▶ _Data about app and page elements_
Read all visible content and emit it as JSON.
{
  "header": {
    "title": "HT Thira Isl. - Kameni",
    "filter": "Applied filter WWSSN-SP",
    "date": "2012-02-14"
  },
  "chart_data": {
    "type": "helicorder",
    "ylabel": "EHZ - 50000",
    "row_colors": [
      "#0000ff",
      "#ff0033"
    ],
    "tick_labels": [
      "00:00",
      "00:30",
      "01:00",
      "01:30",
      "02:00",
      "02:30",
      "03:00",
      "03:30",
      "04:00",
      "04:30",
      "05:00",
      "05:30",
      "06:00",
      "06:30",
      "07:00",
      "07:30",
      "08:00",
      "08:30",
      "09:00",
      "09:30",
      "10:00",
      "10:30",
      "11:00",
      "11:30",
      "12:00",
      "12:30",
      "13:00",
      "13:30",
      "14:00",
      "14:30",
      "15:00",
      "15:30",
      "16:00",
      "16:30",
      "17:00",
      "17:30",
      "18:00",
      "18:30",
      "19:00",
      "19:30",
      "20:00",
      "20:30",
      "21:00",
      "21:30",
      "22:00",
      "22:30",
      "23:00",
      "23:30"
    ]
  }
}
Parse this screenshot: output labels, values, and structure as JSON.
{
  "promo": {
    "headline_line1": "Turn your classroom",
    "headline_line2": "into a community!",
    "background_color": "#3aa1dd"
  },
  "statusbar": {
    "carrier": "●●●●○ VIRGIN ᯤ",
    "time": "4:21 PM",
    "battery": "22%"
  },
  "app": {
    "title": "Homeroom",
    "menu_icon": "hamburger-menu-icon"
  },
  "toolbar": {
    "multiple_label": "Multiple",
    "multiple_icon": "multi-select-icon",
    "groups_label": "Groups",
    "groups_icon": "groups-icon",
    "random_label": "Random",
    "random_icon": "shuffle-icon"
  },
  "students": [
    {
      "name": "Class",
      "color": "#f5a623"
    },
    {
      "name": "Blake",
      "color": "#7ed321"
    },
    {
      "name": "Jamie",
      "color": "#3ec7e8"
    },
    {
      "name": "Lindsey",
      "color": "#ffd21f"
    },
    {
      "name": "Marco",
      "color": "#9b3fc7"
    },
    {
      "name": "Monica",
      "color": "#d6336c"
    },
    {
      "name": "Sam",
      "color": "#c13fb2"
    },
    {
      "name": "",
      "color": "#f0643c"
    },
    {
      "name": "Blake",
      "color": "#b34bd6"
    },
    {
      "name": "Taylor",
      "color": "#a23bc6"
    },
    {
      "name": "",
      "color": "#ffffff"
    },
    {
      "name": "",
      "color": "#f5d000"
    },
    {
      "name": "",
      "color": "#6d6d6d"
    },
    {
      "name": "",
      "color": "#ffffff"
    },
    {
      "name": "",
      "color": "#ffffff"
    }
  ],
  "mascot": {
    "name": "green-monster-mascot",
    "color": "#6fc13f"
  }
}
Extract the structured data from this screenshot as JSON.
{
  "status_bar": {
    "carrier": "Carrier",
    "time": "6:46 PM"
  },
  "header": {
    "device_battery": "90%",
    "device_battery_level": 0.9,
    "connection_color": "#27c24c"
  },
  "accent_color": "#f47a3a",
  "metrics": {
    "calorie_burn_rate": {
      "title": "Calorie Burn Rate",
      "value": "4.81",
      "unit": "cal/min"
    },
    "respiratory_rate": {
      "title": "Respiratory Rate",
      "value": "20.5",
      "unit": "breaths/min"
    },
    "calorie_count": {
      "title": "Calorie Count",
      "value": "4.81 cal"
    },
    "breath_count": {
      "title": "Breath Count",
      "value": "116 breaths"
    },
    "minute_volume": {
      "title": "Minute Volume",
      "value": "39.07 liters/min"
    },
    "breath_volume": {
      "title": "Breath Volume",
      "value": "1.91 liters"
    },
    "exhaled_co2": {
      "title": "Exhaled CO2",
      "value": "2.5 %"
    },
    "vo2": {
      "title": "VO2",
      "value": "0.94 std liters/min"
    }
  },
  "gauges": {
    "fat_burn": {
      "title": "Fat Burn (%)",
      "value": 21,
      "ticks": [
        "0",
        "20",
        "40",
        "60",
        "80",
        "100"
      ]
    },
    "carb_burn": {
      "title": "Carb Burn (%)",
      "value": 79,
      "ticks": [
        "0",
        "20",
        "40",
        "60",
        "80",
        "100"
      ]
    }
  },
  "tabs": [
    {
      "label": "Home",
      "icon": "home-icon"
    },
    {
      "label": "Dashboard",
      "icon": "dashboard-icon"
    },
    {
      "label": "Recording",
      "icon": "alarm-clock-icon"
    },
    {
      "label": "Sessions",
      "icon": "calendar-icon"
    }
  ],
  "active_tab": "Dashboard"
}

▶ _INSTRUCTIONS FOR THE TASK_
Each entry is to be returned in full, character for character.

▶ _ANSWER TO THE EXERCISE_
Read all visible content and emit it as JSON.
{
  "header": {
    "title": "HT Thira Isl. - Kameni",
    "filter": "Applied filter WWSSN-SP",
    "date": "2012-02-14"
  },
  "chart_data": {
    "type": "helicorder",
    "ylabel": "EHZ - 50000",
    "row_colors": [
      "#0000ff",
      "#ff0033"
    ],
    "tick_labels": [
      "00:00",
      "00:30",
      "01:00",
      "01:30",
      "02:00",
      "02:30",
      "03:00",
      "03:30",
      "04:00",
      "04:30",
      "05:00",
      "05:30",
      "06:00",
      "06:30",
      "07:00",
      "07:30",
      "08:00",
      "08:30",
      "09:00",
      "09:30",
      "10:00",
      "10:30",
      "11:00",
      "11:30",
      "12:00",
      "12:30",
      "13:00",
      "13:30",
      "14:00",
      "14:30",
      "15:00",
      "15:30",
      "16:00",
      "16:30",
      "17:00",
      "17:30",
      "18:00",
      "18:30",
      "19:00",
      "19:30",
      "20:00",
      "20:30",
      "21:00",
      "21:30",
      "22:00",
      "22:30",
      "23:00",
      "23:30"
    ]
  }
}
Parse this screenshot: output labels, values, and structure as JSON.
{
  "promo": {
    "headline_line1": "Turn your classroom",
    "headline_line2": "into a community!",
    "background_color": "#3aa1dd"
  },
  "statusbar": {
    "carrier": "●●●●○ VIRGIN ᯤ",
    "time": "4:21 PM",
    "battery": "22%"
  },
  "app": {
    "title": "Homeroom",
    "menu_icon": "hamburger-menu-icon"
  },
  "toolbar": {
    "multiple_label": "Multiple",
    "multiple_icon": "multi-select-icon",
    "groups_label": "Groups",
    "groups_icon": "groups-icon",
    "random_label": "Random",
    "random_icon": "shuffle-icon"
  },
  "students": [
    {
      "name": "Class",
      "color": "#f5a623"
    },
    {
      "name": "Blake",
      "color": "#7ed321"
    },
    {
      "name": "Jamie",
      "color": "#3ec7e8"
    },
    {
      "name": "Lindsey",
      "color": "#ffd21f"
    },
    {
      "name": "Marco",
      "color": "#9b3fc7"
    },
    {
      "name": "Monica",
      "color": "#d6336c"
    },
    {
      "name": "Sam",
      "color": "#c13fb2"
    },
    {
      "name": "",
      "color": "#f0643c"
    },
    {
      "name": "Blake",
      "color": "#b34bd6"
    },
    {
      "name": "Taylor",
      "color": "#a23bc6"
    },
    {
      "name": "",
      "color": "#ffffff"
    },
    {
      "name": "",
      "color": "#f5d000"
    },
    {
      "name": "",
      "color": "#6d6d6d"
    },
    {
      "name": "",
      "color": "#ffffff"
    },
    {
      "name": "",
      "color": "#ffffff"
    }
  ],
  "mascot": {
    "name": "green-monster-mascot",
    "color": "#6fc13f"
  }
}
Extract the structured data from this screenshot as JSON.
{
  "status_bar": {
    "carrier": "Carrier",
    "time": "6:46 PM"
  },
  "header": {
    "device_battery": "90%",
    "device_battery_level": 0.9,
    "connection_color": "#27c24c"
  },
  "accent_color": "#f47a3a",
  "metrics": {
    "calorie_burn_rate": {
      "title": "Calorie Burn Rate",
      "value": "4.81",
      "unit": "cal/min"
    },
    "respiratory_rate": {
      "title": "Respiratory Rate",
      "value": "20.5",
      "unit": "breaths/min"
    },
    "calorie_count": {
      "title": "Calorie Count",
      "value": "4.81 cal"
    },
    "breath_count": {
      "title": "Breath Count",
      "value": "116 breaths"
    },
    "minute_volume": {
      "title": "Minute Volume",
      "value": "39.07 liters/min"
    },
    "breath_volume": {
      "title": "Breath Volume",
      "value": "1.91 liters"
    },
    "exhaled_co2": {
      "title": "Exhaled CO2",
      "value": "2.5 %"
    },
    "vo2": {
      "title": "VO2",
      "value": "0.94 std liters/min"
    }
  },
  "gauges": {
    "fat_burn": {
      "title": "Fat Burn (%)",
      "value": 21,
      "ticks": [
        "0",
        "20",
        "40",
        "60",
        "80",
        "100"
      ]
    },
    "carb_burn": {
      "title": "Carb Burn (%)",
      "value": 79,
      "ticks": [
        "0",
        "20",
        "40",
        "60",
        "80",
        "100"
      ]
    }
  },
  "tabs": [
    {
      "label": "Home",
      "icon": "home-icon"
    },
    {
      "label": "Dashboard",
      "icon": "dashboard-icon"
    },
    {
      "label": "Recording",
      "icon": "alarm-clock-icon"
    },
    {
      "label": "Sessions",
      "icon": "calendar-icon"
    }
  ],
  "active_tab": "Dashboard"
}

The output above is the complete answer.